→ Your objective
Set down the line containing "What data populates" and every line that follows it in the listing below, exactly as written and with nothing added.

→ Dataset extract
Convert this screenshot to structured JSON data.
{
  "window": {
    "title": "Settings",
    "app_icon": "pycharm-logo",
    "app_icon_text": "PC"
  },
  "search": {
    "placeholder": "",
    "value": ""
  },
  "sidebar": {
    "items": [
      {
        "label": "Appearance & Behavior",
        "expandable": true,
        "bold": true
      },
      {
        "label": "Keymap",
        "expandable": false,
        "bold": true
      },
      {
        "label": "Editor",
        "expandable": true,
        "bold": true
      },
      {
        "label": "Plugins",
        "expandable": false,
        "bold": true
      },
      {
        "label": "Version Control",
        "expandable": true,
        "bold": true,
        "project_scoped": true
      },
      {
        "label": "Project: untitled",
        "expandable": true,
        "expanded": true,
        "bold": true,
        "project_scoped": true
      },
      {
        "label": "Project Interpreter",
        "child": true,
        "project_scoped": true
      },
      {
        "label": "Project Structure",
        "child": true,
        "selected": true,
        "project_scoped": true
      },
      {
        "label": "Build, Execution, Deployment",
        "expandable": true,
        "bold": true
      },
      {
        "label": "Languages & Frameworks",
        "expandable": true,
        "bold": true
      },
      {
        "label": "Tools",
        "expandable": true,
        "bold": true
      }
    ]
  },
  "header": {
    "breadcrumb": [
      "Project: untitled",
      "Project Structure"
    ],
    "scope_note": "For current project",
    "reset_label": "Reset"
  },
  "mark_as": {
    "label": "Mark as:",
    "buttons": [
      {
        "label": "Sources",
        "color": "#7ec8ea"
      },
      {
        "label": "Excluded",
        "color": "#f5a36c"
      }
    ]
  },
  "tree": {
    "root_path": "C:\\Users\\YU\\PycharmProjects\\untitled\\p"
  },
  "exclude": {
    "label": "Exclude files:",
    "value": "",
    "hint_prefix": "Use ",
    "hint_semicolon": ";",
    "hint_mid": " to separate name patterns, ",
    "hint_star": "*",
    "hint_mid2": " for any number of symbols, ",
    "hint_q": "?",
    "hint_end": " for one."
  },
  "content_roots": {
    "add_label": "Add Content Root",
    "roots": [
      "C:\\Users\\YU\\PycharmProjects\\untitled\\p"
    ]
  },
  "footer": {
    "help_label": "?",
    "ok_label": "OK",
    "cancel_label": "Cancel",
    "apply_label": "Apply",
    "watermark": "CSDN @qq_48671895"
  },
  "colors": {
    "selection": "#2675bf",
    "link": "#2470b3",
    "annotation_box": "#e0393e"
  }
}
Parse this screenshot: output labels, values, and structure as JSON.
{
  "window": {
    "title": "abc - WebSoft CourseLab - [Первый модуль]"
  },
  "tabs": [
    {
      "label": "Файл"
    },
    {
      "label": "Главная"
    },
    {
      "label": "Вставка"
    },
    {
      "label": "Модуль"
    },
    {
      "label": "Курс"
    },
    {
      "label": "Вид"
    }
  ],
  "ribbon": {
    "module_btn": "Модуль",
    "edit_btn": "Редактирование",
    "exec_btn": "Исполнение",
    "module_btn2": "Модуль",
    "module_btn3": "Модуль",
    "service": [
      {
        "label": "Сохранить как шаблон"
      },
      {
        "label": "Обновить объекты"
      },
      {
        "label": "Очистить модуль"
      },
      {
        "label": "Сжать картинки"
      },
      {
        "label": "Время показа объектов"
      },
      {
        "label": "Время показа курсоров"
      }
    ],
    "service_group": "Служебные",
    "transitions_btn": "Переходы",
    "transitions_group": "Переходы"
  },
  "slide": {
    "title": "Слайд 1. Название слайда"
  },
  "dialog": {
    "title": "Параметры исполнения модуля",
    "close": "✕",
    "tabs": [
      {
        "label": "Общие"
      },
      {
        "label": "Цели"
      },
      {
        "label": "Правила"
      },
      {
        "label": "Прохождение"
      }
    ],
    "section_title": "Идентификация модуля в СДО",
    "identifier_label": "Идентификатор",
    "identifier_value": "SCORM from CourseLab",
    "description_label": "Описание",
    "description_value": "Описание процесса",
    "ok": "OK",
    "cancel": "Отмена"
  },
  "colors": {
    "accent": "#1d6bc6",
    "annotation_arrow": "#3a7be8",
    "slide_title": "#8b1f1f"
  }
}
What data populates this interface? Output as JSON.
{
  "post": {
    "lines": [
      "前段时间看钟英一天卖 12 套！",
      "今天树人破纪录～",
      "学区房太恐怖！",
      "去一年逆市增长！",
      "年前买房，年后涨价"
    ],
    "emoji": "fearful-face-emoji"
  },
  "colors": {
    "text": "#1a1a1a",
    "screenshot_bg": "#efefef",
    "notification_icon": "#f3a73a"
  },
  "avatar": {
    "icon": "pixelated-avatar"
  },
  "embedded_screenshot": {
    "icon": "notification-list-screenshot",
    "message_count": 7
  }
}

→ Solution for this task
What data populates this interface? Output as JSON.
{
  "post": {
    "lines": [
      "前段时间看钟英一天卖 12 套！",
      "今天树人破纪录～",
      "学区房太恐怖！",
      "去一年逆市增长！",
      "年前买房，年后涨价"
    ],
    "emoji": "fearful-face-emoji"
  },
  "colors": {
    "text": "#1a1a1a",
    "screenshot_bg": "#efefef",
    "notification_icon": "#f3a73a"
  },
  "avatar": {
    "icon": "pixelated-avatar"
  },
  "embedded_screenshot": {
    "icon": "notification-list-screenshot",
    "message_count": 7
  }
}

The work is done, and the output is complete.